*** Opening of DATASET ENTRIES ***
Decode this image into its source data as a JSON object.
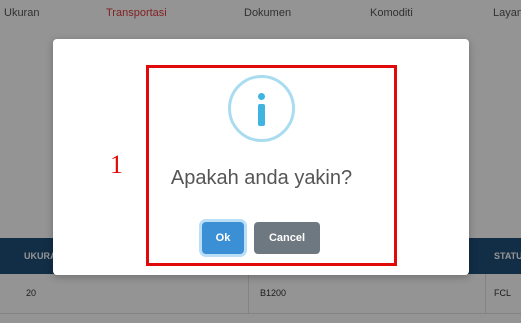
{
  "nav": {
    "tabs": [
      {
        "label": "Ukuran"
      },
      {
        "label": "Transportasi"
      },
      {
        "label": "Dokumen"
      },
      {
        "label": "Komoditi"
      },
      {
        "label": "Layanan"
      }
    ],
    "active_tab": "Transportasi"
  },
  "table": {
    "headers": [
      "UKURAN",
      "STATUS"
    ],
    "rows": [
      [
        "20",
        "B1200",
        "FCL"
      ]
    ]
  },
  "dialog": {
    "icon": "info-icon",
    "message": "Apakah anda yakin?",
    "ok_label": "Ok",
    "cancel_label": "Cancel"
  },
  "annotation": {
    "marker_label": "1"
  },
  "colors": {
    "header_bg": "#1f4e79",
    "active_tab": "#e0393e",
    "ok_button": "#3b8fd4",
    "cancel_button": "#6e7881",
    "info_icon": "#3fb4e0",
    "highlight_box": "#e00a0a"
  }
}
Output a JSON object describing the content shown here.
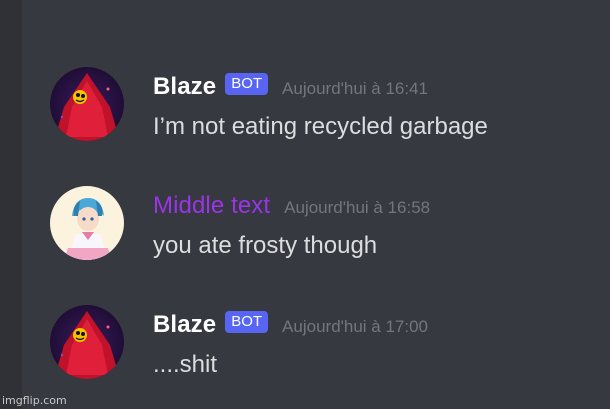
{
  "messages": [
    {
      "username": "Blaze",
      "badge": "BOT",
      "timestamp": "Aujourd'hui à 16:41",
      "content": "I’m not eating recycled garbage",
      "avatar": "red-creature-avatar"
    },
    {
      "username": "Middle text",
      "timestamp": "Aujourd'hui à 16:58",
      "content": "you ate frosty though",
      "avatar": "anime-character-avatar",
      "name_color": "#9b34e8"
    },
    {
      "username": "Blaze",
      "badge": "BOT",
      "timestamp": "Aujourd'hui à 17:00",
      "content": "....shit",
      "avatar": "red-creature-avatar"
    }
  ],
  "colors": {
    "background": "#36393f",
    "bot_badge": "#5865f2",
    "timestamp": "#72767d",
    "message_text": "#dcddde"
  },
  "watermark": "imgflip.com"
}
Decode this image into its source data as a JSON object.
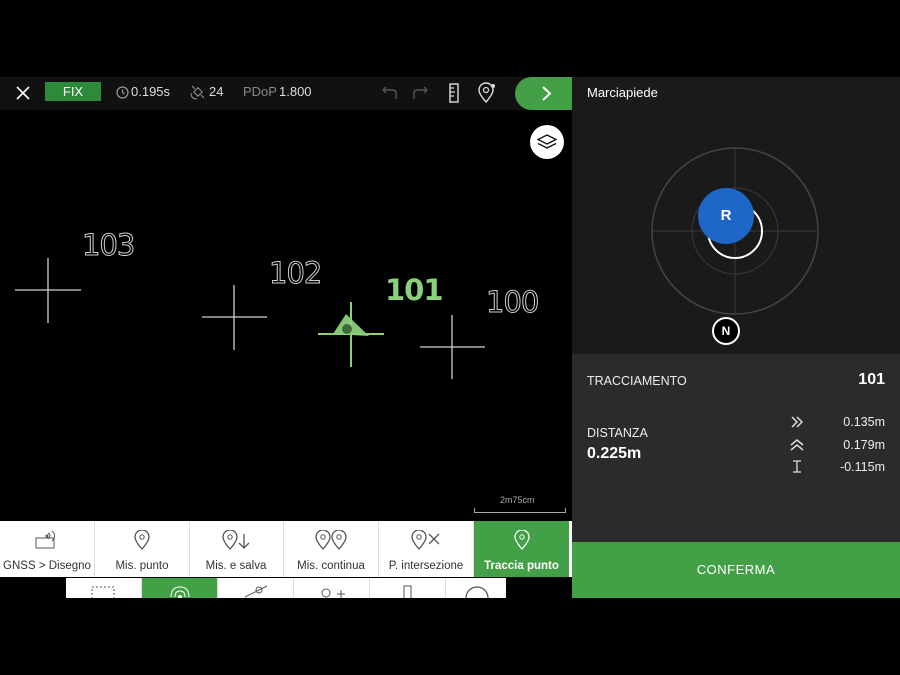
{
  "topbar": {
    "fix_status": "FIX",
    "latency": "0.195s",
    "satellites": "24",
    "pdop_label": "PDoP",
    "pdop_value": "1.800"
  },
  "map": {
    "points": [
      {
        "id": "103",
        "active": false
      },
      {
        "id": "102",
        "active": false
      },
      {
        "id": "101",
        "active": true
      },
      {
        "id": "100",
        "active": false
      }
    ],
    "scale_label": "2m75cm"
  },
  "tabs": [
    {
      "label": "GNSS > Disegno",
      "active": false,
      "icon": "gnss-draw-icon"
    },
    {
      "label": "Mis. punto",
      "active": false,
      "icon": "pin-icon"
    },
    {
      "label": "Mis. e salva",
      "active": false,
      "icon": "pin-save-icon"
    },
    {
      "label": "Mis. continua",
      "active": false,
      "icon": "pin-continuous-icon"
    },
    {
      "label": "P. intersezione",
      "active": false,
      "icon": "pin-intersection-icon"
    },
    {
      "label": "Traccia punto",
      "active": true,
      "icon": "pin-stakeout-icon"
    }
  ],
  "panel": {
    "title": "Marciapiede",
    "rover_label": "R",
    "north_label": "N",
    "stakeout_label": "TRACCIAMENTO",
    "stakeout_point": "101",
    "distance_label": "DISTANZA",
    "distance_value": "0.225m",
    "offsets": {
      "east": "0.135m",
      "north": "0.179m",
      "height": "-0.115m"
    },
    "confirm_label": "CONFERMA"
  },
  "colors": {
    "accent": "#43a047",
    "fix": "#2e8a3a",
    "active_point": "#8bd17c",
    "rover": "#1e66c8"
  }
}
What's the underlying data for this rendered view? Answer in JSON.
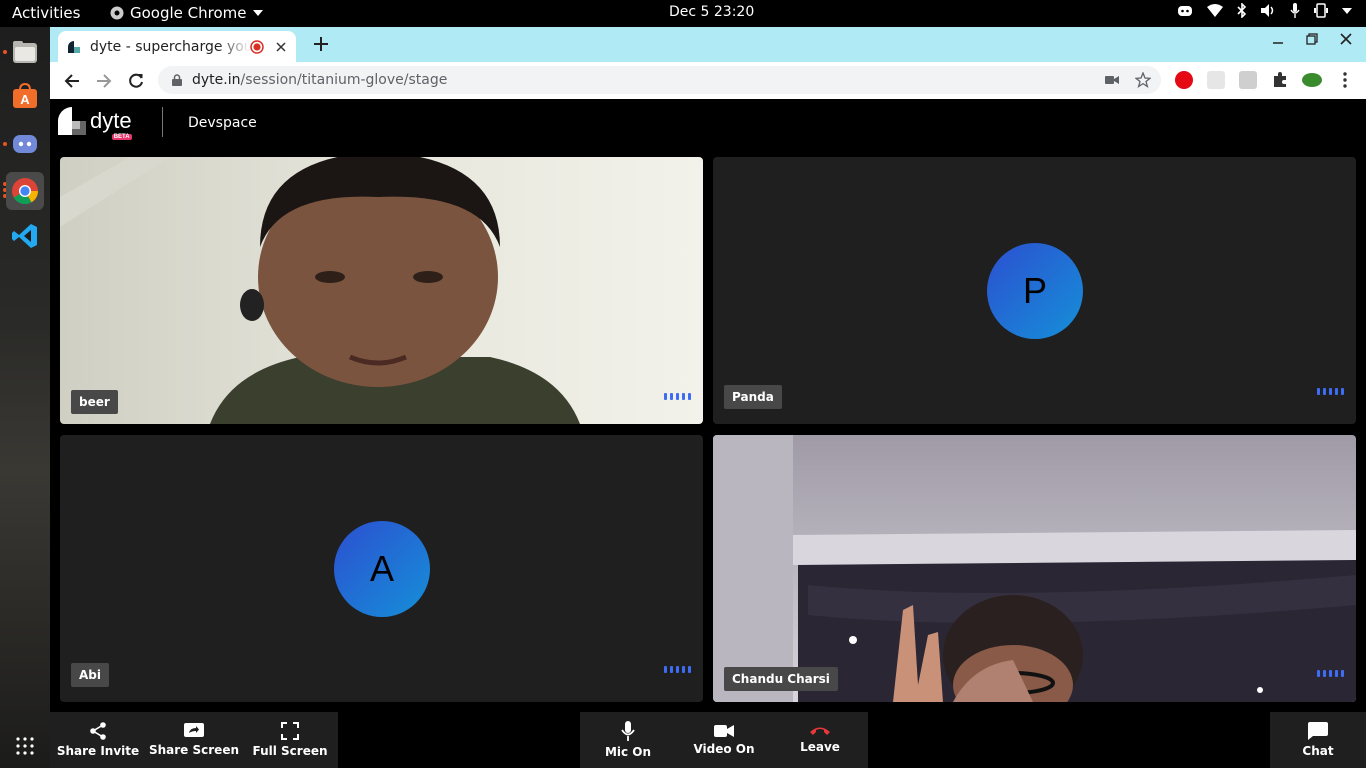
{
  "system": {
    "activities": "Activities",
    "app_name": "Google Chrome",
    "clock": "Dec 5  23:20"
  },
  "browser": {
    "tab_title": "dyte - supercharge you",
    "url_host": "dyte.in",
    "url_path": "/session/titanium-glove/stage"
  },
  "app": {
    "logo_text": "dyte",
    "logo_badge": "BETA",
    "room_name": "Devspace"
  },
  "participants": [
    {
      "name": "beer",
      "type": "video"
    },
    {
      "name": "Panda",
      "type": "avatar",
      "initial": "P"
    },
    {
      "name": "Abi",
      "type": "avatar",
      "initial": "A"
    },
    {
      "name": "Chandu Charsi",
      "type": "video"
    }
  ],
  "controls": {
    "left": [
      {
        "label": "Share Invite",
        "icon": "share-icon"
      },
      {
        "label": "Share Screen",
        "icon": "screen-share-icon"
      },
      {
        "label": "Full Screen",
        "icon": "fullscreen-icon"
      }
    ],
    "center": [
      {
        "label": "Mic On",
        "icon": "mic-icon"
      },
      {
        "label": "Video On",
        "icon": "video-camera-icon"
      },
      {
        "label": "Leave",
        "icon": "hang-up-icon"
      }
    ],
    "right": [
      {
        "label": "Chat",
        "icon": "chat-icon"
      }
    ]
  },
  "colors": {
    "accent": "#3d6cf5",
    "leave": "#e5383b",
    "tab_strip": "#b0eaf4"
  }
}
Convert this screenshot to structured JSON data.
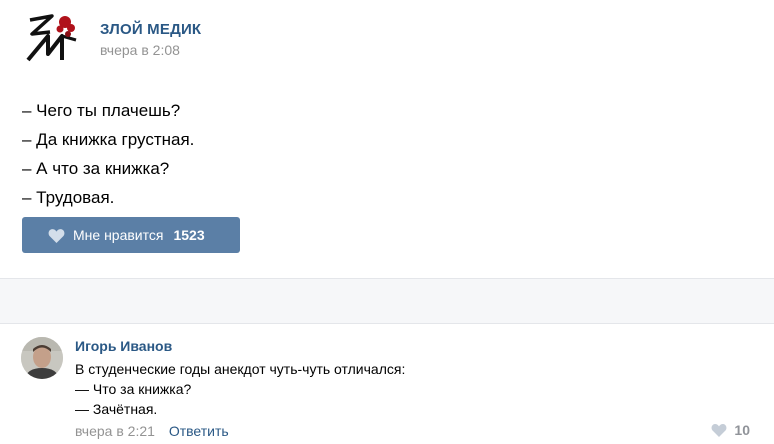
{
  "post": {
    "author": "ЗЛОЙ МЕДИК",
    "time": "вчера в 2:08",
    "lines": [
      "– Чего ты плачешь?",
      "– Да книжка грустная.",
      "– А что за книжка?",
      "– Трудовая."
    ],
    "like_label": "Мне нравится",
    "like_count": "1523"
  },
  "comment": {
    "author": "Игорь Иванов",
    "lines": [
      "В студенческие годы анекдот чуть-чуть отличался:",
      "— Что за книжка?",
      "— Зачётная."
    ],
    "time": "вчера в 2:21",
    "reply_label": "Ответить",
    "like_count": "10"
  },
  "colors": {
    "link": "#2a5885",
    "like_button": "#5b7fa6",
    "muted": "#939393"
  }
}
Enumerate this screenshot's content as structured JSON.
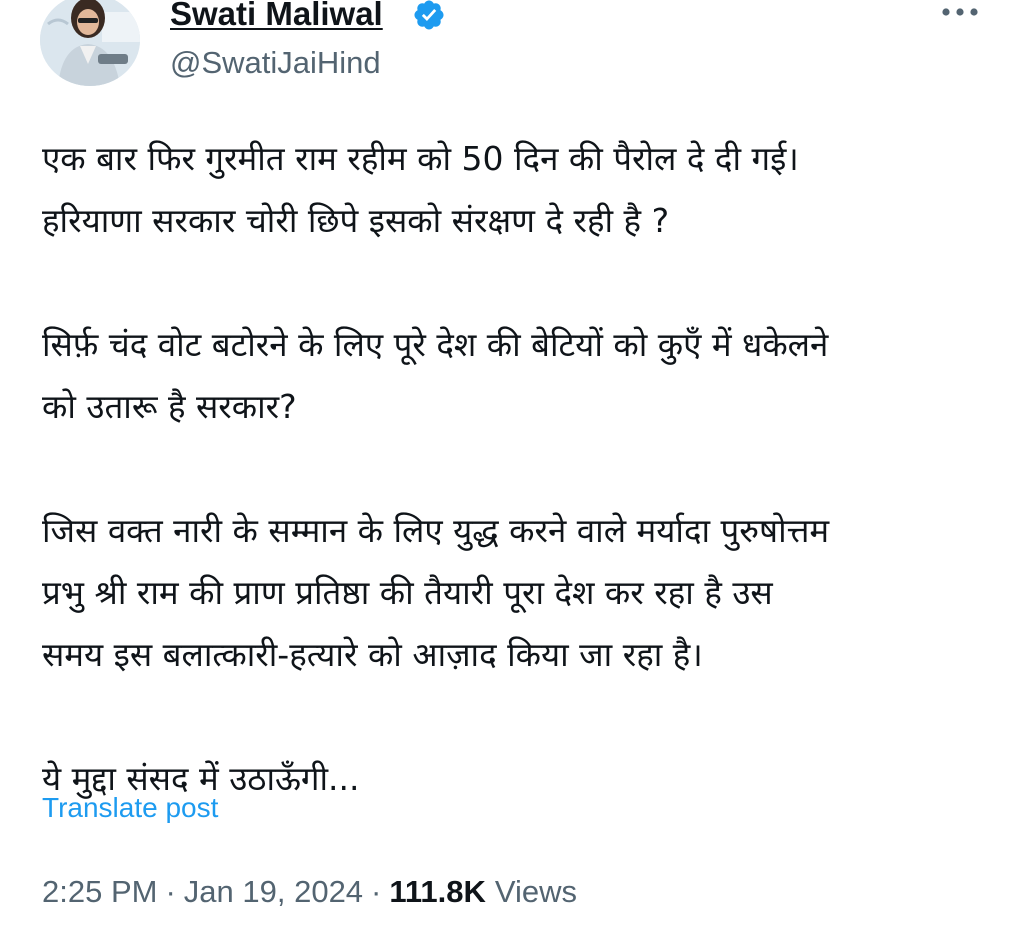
{
  "author": {
    "display_name": "Swati Maliwal",
    "handle": "@SwatiJaiHind",
    "verified": true,
    "avatar_icon": "profile-photo",
    "verified_icon": "verified-badge-icon"
  },
  "post": {
    "paragraphs": [
      {
        "lines": [
          "एक बार फिर गुरमीत राम रहीम को 50 दिन की पैरोल दे दी गई।",
          "हरियाणा सरकार चोरी छिपे इसको संरक्षण दे रही है ?"
        ]
      },
      {
        "lines": [
          "सिर्फ़ चंद वोट बटोरने के लिए पूरे देश की बेटियों को कुएँ में धकेलने",
          "को उतारू है सरकार?"
        ]
      },
      {
        "lines": [
          "जिस वक्त नारी के सम्मान के लिए युद्ध करने वाले मर्यादा पुरुषोत्तम",
          "प्रभु श्री राम की प्राण प्रतिष्ठा की तैयारी पूरा देश कर रहा है उस",
          "समय इस बलात्कारी-हत्यारे को आज़ाद किया जा रहा है।"
        ]
      },
      {
        "lines": [
          "ये मुद्दा संसद में उठाऊँगी..."
        ]
      }
    ],
    "translate_label": "Translate post"
  },
  "meta": {
    "time": "2:25 PM",
    "separator": "·",
    "date": "Jan 19, 2024",
    "views_count": "111.8K",
    "views_label": "Views"
  },
  "colors": {
    "text": "#0f1419",
    "secondary": "#536471",
    "link": "#1d9bf0",
    "verified": "#1d9bf0"
  }
}
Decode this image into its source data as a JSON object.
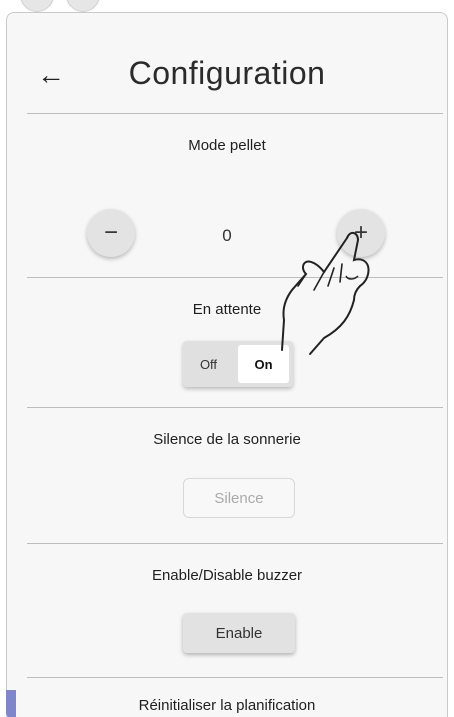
{
  "header": {
    "title": "Configuration",
    "back_icon": "arrow-left-icon"
  },
  "pellet_mode": {
    "label": "Mode pellet",
    "value": "0",
    "minus_label": "−",
    "plus_label": "+"
  },
  "standby": {
    "label": "En attente",
    "off_label": "Off",
    "on_label": "On",
    "selected": "On"
  },
  "ringer_silence": {
    "label": "Silence de la sonnerie",
    "button_label": "Silence"
  },
  "buzzer": {
    "label": "Enable/Disable buzzer",
    "button_label": "Enable"
  },
  "reset_schedule": {
    "label": "Réinitialiser la planification"
  },
  "colors": {
    "panel_bg": "#f7f7f7",
    "accent": "#7f86c9",
    "divider": "#bdbdbd"
  }
}
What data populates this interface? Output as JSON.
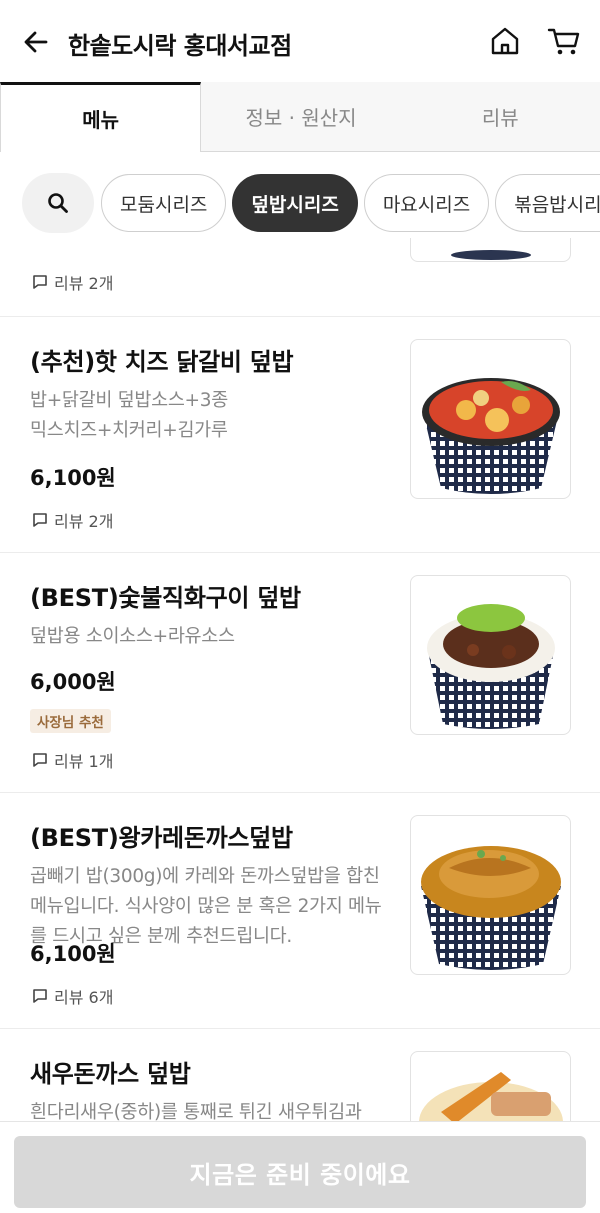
{
  "header": {
    "title": "한솥도시락 홍대서교점",
    "back_icon": "arrow-left-icon",
    "home_icon": "home-icon",
    "cart_icon": "cart-icon"
  },
  "tabs": [
    {
      "label": "메뉴",
      "active": true
    },
    {
      "label": "정보 · 원산지",
      "active": false
    },
    {
      "label": "리뷰",
      "active": false
    }
  ],
  "categories": [
    {
      "label": "모둠시리즈",
      "active": false
    },
    {
      "label": "덮밥시리즈",
      "active": true
    },
    {
      "label": "마요시리즈",
      "active": false
    },
    {
      "label": "볶음밥시리즈",
      "active": false
    }
  ],
  "previous_item": {
    "review": "리뷰 2개"
  },
  "items": [
    {
      "name": "(추천)핫 치즈 닭갈비 덮밥",
      "desc_lines": [
        "밥+닭갈비 덮밥소스+3종",
        "믹스치즈+치커리+김가루"
      ],
      "price": "6,100원",
      "review": "리뷰 2개"
    },
    {
      "name": "(BEST)숯불직화구이 덮밥",
      "desc_lines": [
        "덮밥용 소이소스+라유소스"
      ],
      "price": "6,000원",
      "badge": "사장님 추천",
      "review": "리뷰 1개"
    },
    {
      "name": "(BEST)왕카레돈까스덮밥",
      "desc_lines": [
        "곱빼기 밥(300g)에 카레와 돈까스덮밥을 합친",
        "메뉴입니다. 식사양이 많은 분 혹은 2가지 메뉴를 드시고 싶은 분께 추천드립니다."
      ],
      "price": "6,100원",
      "review": "리뷰 6개"
    },
    {
      "name": "새우돈까스 덮밥",
      "desc_lines": [
        "흰다리새우(중하)를 통째로 튀긴 새우튀김과"
      ]
    }
  ],
  "footer": {
    "order_button": "지금은 준비 중이에요",
    "enabled": false
  },
  "colors": {
    "active_chip": "#333333",
    "disabled_button": "#d8d8d8",
    "badge_bg": "#f6ede3",
    "badge_text": "#9a6b3c"
  }
}
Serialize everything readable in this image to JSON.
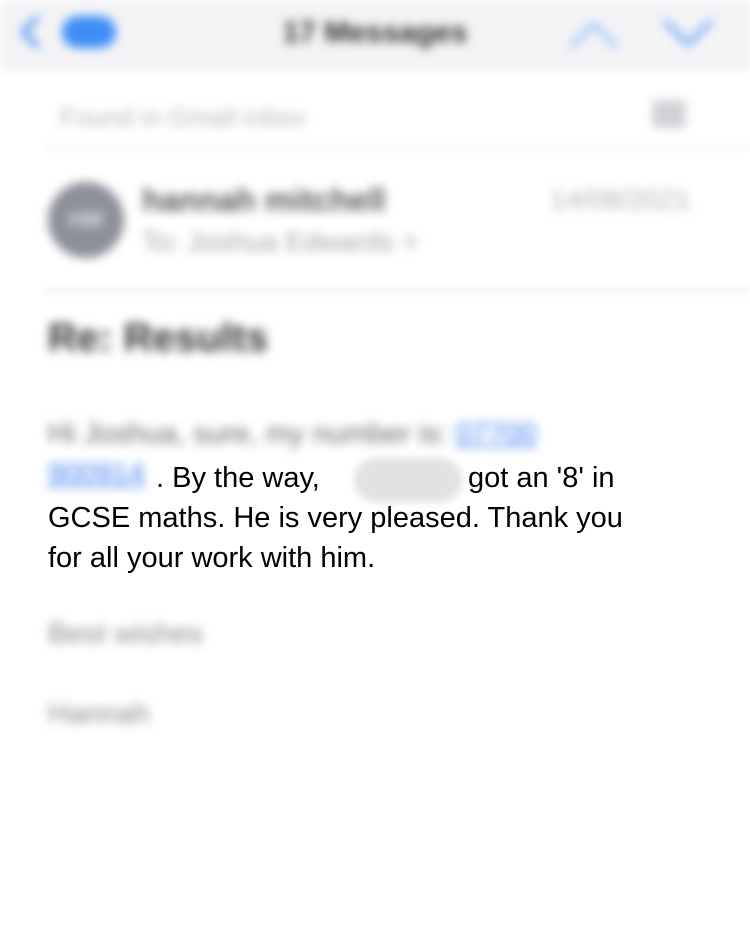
{
  "navbar": {
    "back_icon": "chevron-left-icon",
    "badge_label": "",
    "title": "17 Messages",
    "up_icon": "chevron-up-icon",
    "down_icon": "chevron-down-icon"
  },
  "found_bar": {
    "text": "Found in Gmail inbox",
    "icon": "archive-icon"
  },
  "header": {
    "avatar_initials": "HM",
    "sender": "hannah mitchell",
    "recipient": "To: Joshua Edwards >",
    "date": "14/08/2021"
  },
  "subject": "Re: Results",
  "body": {
    "line1_prefix": "Hi Joshua, sure, my number is:",
    "phone_part1": "07700",
    "phone_part2": "900914",
    "line2_text": ".  By the way,",
    "line2_after": "got an '8' in",
    "line3": "GCSE maths.  He is very pleased.  Thank you",
    "line4": "for all your work with him.",
    "closing": "Best wishes",
    "signature": "Hannah"
  },
  "colors": {
    "link": "#3f7ef0",
    "accent": "#3d8ff6"
  }
}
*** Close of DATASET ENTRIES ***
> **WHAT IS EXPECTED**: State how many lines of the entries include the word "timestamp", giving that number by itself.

> **ANSWER TO THIS EXERCISE**: 4